§ ACTIVITY
Pick every line from the data that holds the word "Excel情报局".

§ Stored data
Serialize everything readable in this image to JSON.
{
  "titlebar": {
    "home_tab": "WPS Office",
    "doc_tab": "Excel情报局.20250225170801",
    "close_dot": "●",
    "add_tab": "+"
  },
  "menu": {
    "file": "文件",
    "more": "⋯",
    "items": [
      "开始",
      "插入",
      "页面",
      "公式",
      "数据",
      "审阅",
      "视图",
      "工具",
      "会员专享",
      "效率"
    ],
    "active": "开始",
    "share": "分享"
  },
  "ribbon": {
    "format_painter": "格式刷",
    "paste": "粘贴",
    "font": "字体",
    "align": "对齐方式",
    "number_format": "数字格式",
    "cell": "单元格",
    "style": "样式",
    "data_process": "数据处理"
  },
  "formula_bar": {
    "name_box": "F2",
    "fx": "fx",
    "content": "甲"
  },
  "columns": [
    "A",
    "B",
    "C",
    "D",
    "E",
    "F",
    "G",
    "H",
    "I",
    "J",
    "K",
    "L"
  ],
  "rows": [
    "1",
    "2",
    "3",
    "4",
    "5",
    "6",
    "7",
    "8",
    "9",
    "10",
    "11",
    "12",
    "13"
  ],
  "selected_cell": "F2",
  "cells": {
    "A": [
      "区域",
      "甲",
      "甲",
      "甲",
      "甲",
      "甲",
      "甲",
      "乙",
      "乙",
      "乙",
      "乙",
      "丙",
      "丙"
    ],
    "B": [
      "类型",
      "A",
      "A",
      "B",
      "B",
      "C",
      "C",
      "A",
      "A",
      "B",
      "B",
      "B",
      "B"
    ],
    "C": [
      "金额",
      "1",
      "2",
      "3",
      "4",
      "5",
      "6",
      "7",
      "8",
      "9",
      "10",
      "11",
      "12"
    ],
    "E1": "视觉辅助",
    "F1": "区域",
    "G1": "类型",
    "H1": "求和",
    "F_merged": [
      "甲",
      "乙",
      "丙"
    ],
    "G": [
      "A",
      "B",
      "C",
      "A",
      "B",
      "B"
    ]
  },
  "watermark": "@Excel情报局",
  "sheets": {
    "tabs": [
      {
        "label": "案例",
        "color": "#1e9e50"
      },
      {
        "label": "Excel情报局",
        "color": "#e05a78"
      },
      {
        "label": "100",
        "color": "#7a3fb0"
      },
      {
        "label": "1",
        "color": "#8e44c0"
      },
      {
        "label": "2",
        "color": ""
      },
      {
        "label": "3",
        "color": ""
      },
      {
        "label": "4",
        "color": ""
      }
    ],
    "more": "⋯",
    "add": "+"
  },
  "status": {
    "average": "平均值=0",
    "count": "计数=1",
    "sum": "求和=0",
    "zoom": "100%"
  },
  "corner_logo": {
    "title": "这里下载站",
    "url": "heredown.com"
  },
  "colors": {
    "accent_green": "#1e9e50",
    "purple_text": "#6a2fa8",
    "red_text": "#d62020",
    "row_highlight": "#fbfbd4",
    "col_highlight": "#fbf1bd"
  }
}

§ RESULT FOR THIS TASK
    "doc_tab": "Excel情报局.20250225170801",
  "watermark": "@Excel情报局",
        "label": "Excel情报局",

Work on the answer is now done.